Remission, relapse, and re-remission of proliferative lupus nephritis treated with cyclophosphamide (Journal article)

Ioannidis, J. P./ Boki, K. A./ Katsorida, M. E./ Drosos, A. A./ Skopouli, F. N./ Boletis, J. N./ Moutsopoulos, H. M.

Remission, relapse, and re-remission of proliferative lupus nephritis treated with cyclophosphamide. BACKGROUND: Long-term intravenous cyclophosphamide (IVC) in combination with corticosteroids is standard therapy for proliferative lupus nephritis, but it has limitations. There are few data on long-term remission rates, predictors of relapse, and the ability to achieve a second remission with currently recommended IVC regimens. METHODS: A cohort of 85 patients with proliferative lupus glomerulonephritis (focal N = 33, diffuse N = 52) treated with IVC was assembled in three institutions. Timing and predictors of remission, relapse, and re-remission were evaluated with Kaplan-Meier analyses and Cox models. RESULTS: The median time to remission was 10 months, whereas an estimated 22% of patients had not remitted after 2 years. The median time to relapse among 63 patients who had achieved remission was 79 months. In multivariate models, adverse predictors of remission were a delay in the initiation of therapy from the time nephritis was clinically diagnosed [hazard ratio (HR) 0.58, P = 0. 063] and a higher amount of proteinuria (HR 0.86 per 1 g/24 hours, P = 0.014). Predictors of earlier relapse for patients entering remission included a longer time to remission (HR 1.029 per month, P = 0.025), a history of central nervous system involvement (HR 8.41, P = 0.002), and World Health Organization histology (P = 0.01). Among the 23 patients who relapsed during follow-up, the median time to re-remission was 32 months, and with three exceptions, all patients took substantially longer time to remit the second time compared with their first remission (P = 0.01). The time to re-remission was longer in patients who had taken longer to remit the first time (HR 0.979 per month, P = 0.16), in patients who had relapsed earlier after the first remission (HR 1.071 per month, P = 0.002), and in those with evidence of chronicity in the original kidney biopsy (P = 0.015). CONCLUSIONS: Prolonged courses with a cumulative risk of toxicity are needed to achieve remission in many first-treated patients and in most patients treated for a second time. The optimal management of patients with identified adverse predictors of response needs further study.
Institution and School/Department of submitter: Πανεπιστήμιο Ιωαννίνων. Σχολή Επιστημών Υγείας. Τμήμα Ιατρικής
Keywords: Cohort Studies,Cyclophosphamide/*therapeutic use,Humans,Lupus Nephritis/*drug therapy,Recurrence,Remission Induction
URI: https://olympias.lib.uoi.gr/jspui/handle/123456789/18680
ISSN: 0085-2538
Link: http://www.ncbi.nlm.nih.gov/pubmed/10620207
http://www.nature.com/ki/journal/v57/n1/pdf/4491315a.pdf
Appears in Collections:Άρθρα σε επιστημονικά περιοδικά ( Ανοικτά)

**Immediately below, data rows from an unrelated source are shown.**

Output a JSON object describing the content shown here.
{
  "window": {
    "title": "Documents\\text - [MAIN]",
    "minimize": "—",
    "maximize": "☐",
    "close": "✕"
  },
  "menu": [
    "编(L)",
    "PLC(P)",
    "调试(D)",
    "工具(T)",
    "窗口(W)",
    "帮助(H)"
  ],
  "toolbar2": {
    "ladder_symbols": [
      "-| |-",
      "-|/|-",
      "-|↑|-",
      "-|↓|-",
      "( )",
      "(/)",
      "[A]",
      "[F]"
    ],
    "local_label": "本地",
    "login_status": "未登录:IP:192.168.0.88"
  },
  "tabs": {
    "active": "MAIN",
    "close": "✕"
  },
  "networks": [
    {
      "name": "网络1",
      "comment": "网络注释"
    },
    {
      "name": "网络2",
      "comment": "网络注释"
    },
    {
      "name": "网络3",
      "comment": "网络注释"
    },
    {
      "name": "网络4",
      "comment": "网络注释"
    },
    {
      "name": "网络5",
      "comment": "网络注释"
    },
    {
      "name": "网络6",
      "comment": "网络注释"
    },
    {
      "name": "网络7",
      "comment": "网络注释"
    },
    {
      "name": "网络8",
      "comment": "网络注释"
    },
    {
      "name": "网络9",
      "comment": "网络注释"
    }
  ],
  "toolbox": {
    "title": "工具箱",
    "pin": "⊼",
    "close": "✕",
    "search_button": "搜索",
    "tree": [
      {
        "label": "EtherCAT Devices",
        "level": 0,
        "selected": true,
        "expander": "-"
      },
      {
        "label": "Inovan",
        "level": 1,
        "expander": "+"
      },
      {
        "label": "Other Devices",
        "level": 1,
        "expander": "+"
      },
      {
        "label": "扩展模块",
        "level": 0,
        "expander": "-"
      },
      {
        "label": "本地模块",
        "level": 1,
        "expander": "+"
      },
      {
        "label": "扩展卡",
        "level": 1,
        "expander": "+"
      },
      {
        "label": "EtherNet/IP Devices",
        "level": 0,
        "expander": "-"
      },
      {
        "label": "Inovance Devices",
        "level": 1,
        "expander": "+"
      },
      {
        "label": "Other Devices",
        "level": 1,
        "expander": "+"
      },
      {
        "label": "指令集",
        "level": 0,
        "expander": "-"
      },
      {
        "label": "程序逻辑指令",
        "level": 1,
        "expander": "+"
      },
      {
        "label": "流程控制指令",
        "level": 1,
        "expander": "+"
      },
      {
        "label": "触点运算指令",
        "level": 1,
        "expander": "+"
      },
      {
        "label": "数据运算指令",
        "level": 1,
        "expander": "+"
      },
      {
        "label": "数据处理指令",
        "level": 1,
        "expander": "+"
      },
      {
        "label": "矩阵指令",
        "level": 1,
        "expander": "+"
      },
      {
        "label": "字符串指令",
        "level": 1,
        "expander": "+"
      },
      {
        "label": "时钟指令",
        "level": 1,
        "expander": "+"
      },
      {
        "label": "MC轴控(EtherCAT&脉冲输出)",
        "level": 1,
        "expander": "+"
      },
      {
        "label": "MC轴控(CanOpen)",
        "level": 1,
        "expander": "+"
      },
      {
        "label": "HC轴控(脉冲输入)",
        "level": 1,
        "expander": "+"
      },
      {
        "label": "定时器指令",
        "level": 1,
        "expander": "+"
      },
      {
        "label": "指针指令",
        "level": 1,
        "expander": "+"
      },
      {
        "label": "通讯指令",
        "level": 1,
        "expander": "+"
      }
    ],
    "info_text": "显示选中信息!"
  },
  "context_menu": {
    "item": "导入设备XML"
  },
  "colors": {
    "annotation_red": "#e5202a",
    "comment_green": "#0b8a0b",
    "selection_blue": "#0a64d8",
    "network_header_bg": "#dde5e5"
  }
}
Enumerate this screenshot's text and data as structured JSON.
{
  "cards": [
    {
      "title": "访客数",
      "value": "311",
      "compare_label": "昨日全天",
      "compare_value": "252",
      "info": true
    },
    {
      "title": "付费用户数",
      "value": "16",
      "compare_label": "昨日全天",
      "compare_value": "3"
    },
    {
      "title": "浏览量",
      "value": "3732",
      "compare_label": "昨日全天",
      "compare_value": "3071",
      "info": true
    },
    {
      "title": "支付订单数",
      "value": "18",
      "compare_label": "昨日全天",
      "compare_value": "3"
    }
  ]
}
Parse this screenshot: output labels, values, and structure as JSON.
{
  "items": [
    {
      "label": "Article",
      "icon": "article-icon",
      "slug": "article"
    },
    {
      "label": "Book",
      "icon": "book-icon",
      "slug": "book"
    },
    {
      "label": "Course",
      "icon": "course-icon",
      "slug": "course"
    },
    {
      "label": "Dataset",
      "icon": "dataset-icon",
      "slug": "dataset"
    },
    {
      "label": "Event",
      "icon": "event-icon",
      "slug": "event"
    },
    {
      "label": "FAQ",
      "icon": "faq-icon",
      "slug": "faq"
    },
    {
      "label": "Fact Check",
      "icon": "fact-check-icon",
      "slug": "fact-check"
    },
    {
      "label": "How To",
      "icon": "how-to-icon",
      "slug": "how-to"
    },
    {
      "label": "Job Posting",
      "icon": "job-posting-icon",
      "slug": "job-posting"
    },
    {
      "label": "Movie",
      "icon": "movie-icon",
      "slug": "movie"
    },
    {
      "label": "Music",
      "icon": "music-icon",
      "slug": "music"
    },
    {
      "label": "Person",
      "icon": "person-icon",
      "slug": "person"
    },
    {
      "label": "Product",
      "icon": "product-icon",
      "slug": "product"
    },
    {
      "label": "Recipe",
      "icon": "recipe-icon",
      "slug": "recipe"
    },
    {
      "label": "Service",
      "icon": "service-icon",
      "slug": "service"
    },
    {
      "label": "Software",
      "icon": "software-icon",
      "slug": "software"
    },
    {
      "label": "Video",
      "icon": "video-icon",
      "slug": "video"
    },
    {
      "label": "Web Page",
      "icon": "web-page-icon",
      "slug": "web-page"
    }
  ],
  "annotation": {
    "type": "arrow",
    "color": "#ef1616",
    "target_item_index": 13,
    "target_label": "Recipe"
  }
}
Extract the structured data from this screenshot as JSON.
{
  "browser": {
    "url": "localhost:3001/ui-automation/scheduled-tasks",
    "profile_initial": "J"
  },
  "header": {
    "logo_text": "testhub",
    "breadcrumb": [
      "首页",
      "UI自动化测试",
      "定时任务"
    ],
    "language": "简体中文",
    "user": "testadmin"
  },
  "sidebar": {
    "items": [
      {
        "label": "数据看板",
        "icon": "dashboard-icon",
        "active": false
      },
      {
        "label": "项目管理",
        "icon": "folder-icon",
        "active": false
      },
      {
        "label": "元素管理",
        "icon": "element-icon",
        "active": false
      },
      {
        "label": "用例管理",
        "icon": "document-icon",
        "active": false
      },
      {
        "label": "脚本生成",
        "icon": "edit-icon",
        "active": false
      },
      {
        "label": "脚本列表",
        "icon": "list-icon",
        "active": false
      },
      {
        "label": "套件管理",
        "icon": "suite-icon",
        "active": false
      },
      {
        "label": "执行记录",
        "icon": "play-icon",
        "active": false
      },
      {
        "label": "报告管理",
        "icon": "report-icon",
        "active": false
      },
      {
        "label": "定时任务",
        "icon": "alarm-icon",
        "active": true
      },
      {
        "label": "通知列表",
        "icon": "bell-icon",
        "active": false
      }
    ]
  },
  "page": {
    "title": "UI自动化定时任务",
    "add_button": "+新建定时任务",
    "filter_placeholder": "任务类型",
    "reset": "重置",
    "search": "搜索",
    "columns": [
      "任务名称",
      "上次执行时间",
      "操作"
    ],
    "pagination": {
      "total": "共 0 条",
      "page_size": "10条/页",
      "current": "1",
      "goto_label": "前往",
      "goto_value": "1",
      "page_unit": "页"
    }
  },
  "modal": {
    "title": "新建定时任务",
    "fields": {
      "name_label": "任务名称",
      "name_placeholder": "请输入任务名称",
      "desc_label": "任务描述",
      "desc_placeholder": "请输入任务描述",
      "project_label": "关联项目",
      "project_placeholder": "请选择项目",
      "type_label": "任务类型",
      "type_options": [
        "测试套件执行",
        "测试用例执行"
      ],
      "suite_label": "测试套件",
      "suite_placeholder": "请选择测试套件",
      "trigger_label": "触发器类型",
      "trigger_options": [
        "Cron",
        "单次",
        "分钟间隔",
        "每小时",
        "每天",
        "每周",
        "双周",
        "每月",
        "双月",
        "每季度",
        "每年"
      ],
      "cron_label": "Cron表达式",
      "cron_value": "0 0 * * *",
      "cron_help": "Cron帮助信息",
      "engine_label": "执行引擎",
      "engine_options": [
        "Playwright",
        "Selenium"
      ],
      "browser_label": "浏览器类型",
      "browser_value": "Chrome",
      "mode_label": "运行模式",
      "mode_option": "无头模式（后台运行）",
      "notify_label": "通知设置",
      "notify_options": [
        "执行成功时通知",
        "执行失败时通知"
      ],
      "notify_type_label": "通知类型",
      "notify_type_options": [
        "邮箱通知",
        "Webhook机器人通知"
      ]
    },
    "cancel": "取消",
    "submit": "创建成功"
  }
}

Files in This Item:
File Description SizeFormat 
Ioannidis-2000-Remission, relapse.pdf221.22 kBAdobe PDFView/Open    Request a copy


 Please use this identifier to cite or link to this item:
https://olympias.lib.uoi.gr/jspui/handle/123456789/18680
  This item is a favorite for 0 people.

Items in DSpace are protected by copyright, with all rights reserved, unless otherwise indicated.